Speeding and tailgating are national pastimes, as is a blithe refusal to yield the right-of-way to other drivers. Horns are in constant use, while brake pedals are shunned. Pedestrians are fair game and the few crosswalks whose faded white zebra stripes are still visible are generally ignored.
Of the 14 people killed in traffic accidents one recent week, according to Transportation Minister Haim Corfu, nine were pedestrians and four of those were children. "If you don't like the way I drive," reads one popular bumper sticker, "get off the sidewalk."
"It's very hard to be nice on the road when nobody else is," said Hebrew University psychologist Gary Bornstein. "No one wants to be a sucker. You quickly realize that the only way you can deal with driving here is to be like everyone else. Otherwise you end up at the end of the line."
Among the worst offenders are bus and truck drivers, who can often be seen in the passing lanes on the Tel Aviv-Jerusalem road moving at speeds far above the 55-mile limit.
The Bus 963 accident was a classic example of the combination of negligence and bad planning that lead to fatal accidents here, according to Jerusalem Post columnist Yosef Goell.

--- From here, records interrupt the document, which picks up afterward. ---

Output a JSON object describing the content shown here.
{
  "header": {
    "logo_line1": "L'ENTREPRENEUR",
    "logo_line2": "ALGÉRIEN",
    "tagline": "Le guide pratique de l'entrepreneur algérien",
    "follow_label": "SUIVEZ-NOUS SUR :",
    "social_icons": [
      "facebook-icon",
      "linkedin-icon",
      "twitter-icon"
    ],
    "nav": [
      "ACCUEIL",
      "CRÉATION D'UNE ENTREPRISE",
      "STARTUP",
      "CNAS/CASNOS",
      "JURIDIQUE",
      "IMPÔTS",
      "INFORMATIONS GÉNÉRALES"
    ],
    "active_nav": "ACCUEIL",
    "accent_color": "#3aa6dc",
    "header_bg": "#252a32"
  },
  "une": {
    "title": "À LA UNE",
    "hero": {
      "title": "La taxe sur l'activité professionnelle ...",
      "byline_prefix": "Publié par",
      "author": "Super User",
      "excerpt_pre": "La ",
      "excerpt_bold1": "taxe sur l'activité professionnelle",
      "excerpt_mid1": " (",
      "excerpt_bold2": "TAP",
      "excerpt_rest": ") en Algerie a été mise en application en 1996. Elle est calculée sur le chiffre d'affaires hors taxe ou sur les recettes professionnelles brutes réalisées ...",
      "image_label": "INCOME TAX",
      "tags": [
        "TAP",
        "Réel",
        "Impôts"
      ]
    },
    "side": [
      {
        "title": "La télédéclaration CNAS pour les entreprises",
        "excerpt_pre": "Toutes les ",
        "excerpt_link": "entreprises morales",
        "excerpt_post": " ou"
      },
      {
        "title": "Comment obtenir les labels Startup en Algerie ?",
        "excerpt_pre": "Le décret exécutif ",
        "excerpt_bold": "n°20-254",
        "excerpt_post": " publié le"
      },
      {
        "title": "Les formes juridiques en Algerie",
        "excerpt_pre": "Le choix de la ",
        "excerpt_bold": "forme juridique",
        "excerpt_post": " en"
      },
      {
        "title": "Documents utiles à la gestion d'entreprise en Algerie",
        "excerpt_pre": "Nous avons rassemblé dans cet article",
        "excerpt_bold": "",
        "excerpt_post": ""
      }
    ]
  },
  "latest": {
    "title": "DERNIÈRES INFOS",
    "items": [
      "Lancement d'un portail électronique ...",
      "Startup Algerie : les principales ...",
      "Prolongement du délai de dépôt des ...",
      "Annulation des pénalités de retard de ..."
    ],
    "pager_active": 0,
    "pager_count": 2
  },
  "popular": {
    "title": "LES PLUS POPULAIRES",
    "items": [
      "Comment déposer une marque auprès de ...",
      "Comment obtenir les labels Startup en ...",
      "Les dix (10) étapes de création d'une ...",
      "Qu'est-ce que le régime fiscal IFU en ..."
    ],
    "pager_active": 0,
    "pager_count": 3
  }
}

It took place on Yirmiyahu Street, once a sleepy dead end that became a major thoroughfare after the city was reunified in 1967 even though it remains narrow and curving. The bus, which an Egged Bus Co. spokesman denied was speeding, skidded on a patch of soapy water sloshed out of a roadside restaurant -- "another expression of the way in which many of us treat the public domain as private property or as a no man's land where anything goes," wrote Goell.
The bus slammed into a truck that was parked illegally on the street because of an overflow from a nearby garage that repairs dump trucks. City officials should have long ago demanded that the garage move off the site or build more parking, Goell said.
"The problem is not that the experts and the authorities do not know the cause of accidents," he concluded. "It is that a sense of urgency and the political will have been lacking to bang heads together and tread on sensitive toes in a determination to force us to change our driving habits and behavior."
Government officials have begun to take notice, although some insist their hands are tied by the sheer size of Israel's traffic problem.
Housing and Construction Minister David Levy, who has been criticized for the poor state of the roads, says the number of vehicles has quadrupled in recent years and the current "traffic load factor" is 235 vehicles per mile of highway, three times greater than that in most western countries. Israel also holds the world record for the amount of freight hauled on its roads, according to Levy, since it has virtually no railway system.
A proposal to invest about $450 million in road improvements over the next five years was rejected by the Cabinet on the grounds that the money simply was unavailable. Nonetheless, some steps have been taken.
Israel's mandatory seat-belt law, which had applied only to highway driving, was broadened by Transportation Minister Corfu as of Nov. 1 to city roads as well. Judges have begun imprisoning drivers in traffic death cases and police have issued 147 one-month license suspensions to drivers at the scene of accidents.
Joseph Bodenheimer of the Center for Driving Safety and Injury Prevention of the Jerusalem College of Technology said all these measures will help more than road improvements, which he believes would have minimal impact. Bodenheimer's institute is working on a computerized infrared monitor that would detect speeders and tailgaters more effectively than radar.
In a speech last month, High Court Justice Dov Levin, chairman of the Council for the Prevention of Accidents, said the steps taken by the government so far were "far from what is needed."
Noting the number of soldiers killed in recent accidents, Levin said, "No one declared a state of emergency. If these soldiers had been killed in military action you can be sure that such an emergency would have been announced."